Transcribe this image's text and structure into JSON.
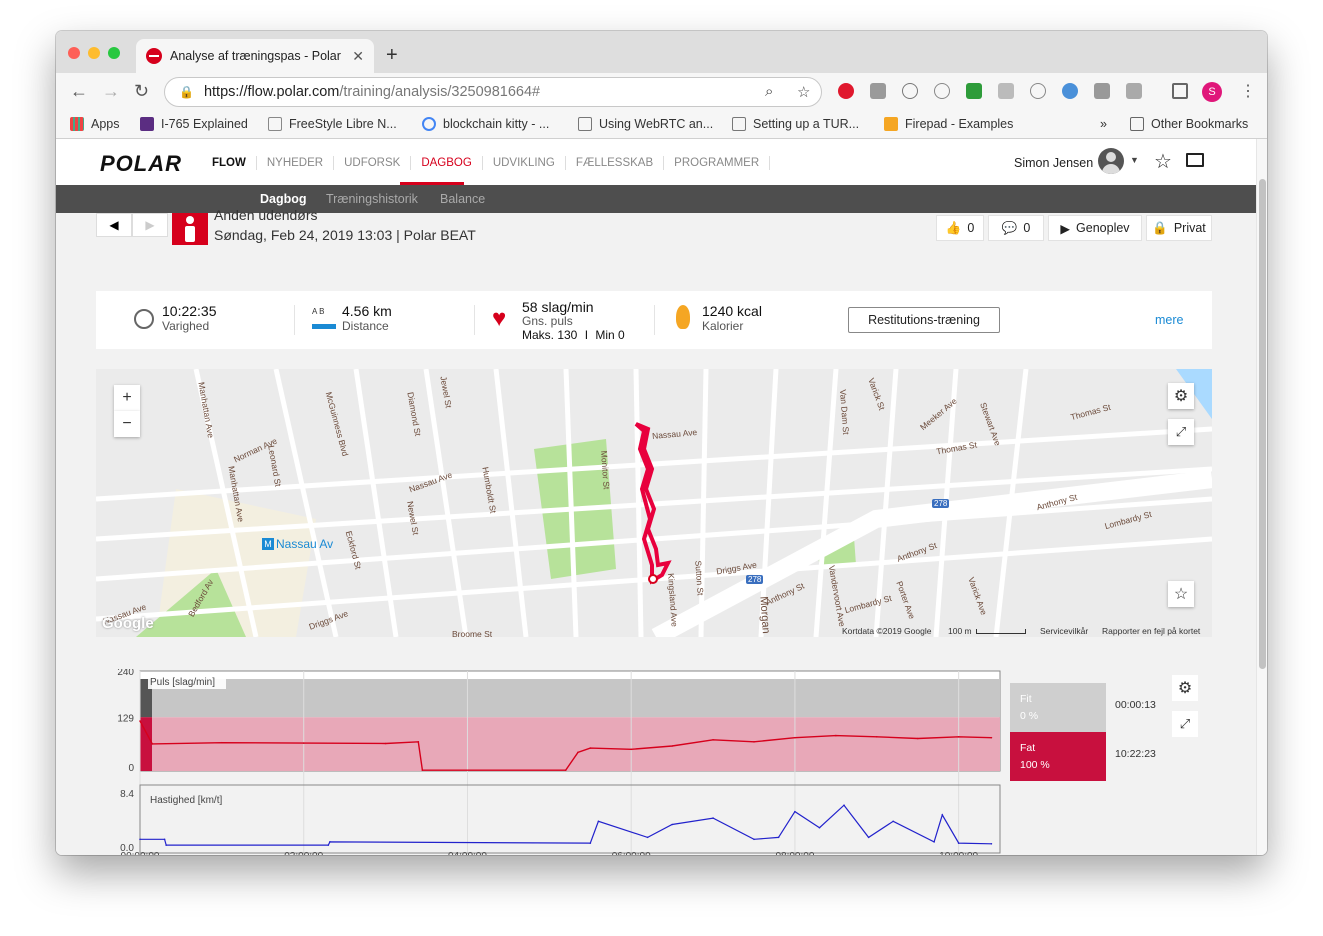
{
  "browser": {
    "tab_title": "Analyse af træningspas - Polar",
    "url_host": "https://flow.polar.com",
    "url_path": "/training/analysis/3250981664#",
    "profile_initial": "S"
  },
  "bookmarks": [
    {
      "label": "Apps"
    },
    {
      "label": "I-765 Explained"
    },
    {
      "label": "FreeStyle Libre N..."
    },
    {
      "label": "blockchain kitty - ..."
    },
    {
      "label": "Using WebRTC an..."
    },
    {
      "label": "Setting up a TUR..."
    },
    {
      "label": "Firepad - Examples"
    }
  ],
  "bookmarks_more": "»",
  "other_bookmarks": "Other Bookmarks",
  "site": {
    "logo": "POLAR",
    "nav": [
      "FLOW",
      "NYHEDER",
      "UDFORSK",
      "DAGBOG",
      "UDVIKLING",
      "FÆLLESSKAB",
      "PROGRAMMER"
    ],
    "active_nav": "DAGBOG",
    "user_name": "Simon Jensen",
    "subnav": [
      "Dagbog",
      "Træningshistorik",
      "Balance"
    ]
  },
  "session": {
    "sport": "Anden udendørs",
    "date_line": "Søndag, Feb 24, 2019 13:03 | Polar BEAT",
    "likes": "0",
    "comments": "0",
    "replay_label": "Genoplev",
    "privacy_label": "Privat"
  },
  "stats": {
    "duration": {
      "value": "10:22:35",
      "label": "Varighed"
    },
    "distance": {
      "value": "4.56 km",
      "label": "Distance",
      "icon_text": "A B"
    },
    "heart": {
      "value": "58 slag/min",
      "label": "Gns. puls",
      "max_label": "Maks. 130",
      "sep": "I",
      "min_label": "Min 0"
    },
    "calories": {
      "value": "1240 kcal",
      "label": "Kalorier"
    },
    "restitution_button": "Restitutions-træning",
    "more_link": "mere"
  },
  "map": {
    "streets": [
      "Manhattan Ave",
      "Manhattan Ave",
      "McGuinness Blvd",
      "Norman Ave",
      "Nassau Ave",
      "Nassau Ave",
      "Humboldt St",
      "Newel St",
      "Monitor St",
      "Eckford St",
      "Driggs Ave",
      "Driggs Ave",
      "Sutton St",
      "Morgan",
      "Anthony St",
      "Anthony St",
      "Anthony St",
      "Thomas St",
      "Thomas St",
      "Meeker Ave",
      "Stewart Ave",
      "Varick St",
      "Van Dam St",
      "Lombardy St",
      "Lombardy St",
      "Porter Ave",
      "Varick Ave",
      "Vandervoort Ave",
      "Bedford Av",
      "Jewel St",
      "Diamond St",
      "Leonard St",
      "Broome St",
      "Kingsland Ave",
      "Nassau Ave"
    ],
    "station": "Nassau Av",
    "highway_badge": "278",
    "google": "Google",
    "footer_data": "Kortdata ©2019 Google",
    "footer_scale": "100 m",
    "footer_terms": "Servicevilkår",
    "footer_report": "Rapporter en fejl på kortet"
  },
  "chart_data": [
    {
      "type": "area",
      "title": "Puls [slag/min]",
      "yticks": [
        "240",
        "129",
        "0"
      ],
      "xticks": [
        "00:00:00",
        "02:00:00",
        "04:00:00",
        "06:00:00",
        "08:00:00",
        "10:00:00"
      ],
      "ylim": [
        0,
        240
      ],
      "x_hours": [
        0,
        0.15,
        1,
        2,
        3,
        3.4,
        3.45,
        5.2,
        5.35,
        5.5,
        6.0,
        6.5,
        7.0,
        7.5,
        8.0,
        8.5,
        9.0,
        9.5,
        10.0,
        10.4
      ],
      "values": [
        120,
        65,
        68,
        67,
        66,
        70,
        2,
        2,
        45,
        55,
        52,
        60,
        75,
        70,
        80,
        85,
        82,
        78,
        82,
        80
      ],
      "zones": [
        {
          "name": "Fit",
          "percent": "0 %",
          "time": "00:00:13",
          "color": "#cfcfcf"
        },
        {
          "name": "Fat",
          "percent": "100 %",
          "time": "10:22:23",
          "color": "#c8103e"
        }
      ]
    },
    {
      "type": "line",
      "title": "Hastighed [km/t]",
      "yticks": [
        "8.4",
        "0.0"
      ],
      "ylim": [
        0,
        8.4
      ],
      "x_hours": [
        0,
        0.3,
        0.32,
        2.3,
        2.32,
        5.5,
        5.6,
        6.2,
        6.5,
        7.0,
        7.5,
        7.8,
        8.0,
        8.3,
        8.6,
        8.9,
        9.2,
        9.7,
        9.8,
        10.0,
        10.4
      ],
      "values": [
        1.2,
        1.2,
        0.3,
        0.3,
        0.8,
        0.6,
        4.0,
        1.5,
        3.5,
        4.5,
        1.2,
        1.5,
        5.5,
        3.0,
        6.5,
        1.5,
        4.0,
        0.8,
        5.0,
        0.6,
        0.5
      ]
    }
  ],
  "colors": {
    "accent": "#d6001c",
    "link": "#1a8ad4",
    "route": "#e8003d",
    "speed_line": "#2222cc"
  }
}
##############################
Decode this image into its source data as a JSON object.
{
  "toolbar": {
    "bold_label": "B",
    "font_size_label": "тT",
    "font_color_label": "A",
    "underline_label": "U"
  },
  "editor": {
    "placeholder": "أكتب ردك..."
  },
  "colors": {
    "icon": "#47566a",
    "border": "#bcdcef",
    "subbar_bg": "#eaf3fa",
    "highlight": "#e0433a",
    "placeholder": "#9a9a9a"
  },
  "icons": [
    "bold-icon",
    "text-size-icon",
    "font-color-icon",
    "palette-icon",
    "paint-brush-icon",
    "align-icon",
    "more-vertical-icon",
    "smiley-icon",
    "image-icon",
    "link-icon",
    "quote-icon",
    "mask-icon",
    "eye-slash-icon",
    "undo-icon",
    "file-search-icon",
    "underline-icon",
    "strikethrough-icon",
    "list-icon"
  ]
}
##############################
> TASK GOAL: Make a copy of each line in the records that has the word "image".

> SOLUTION FOR THIS PROBLEM:
Transcribe this image's text and structure into JSON.
Decode this image into its source data as a JSON object.
    "image-icon",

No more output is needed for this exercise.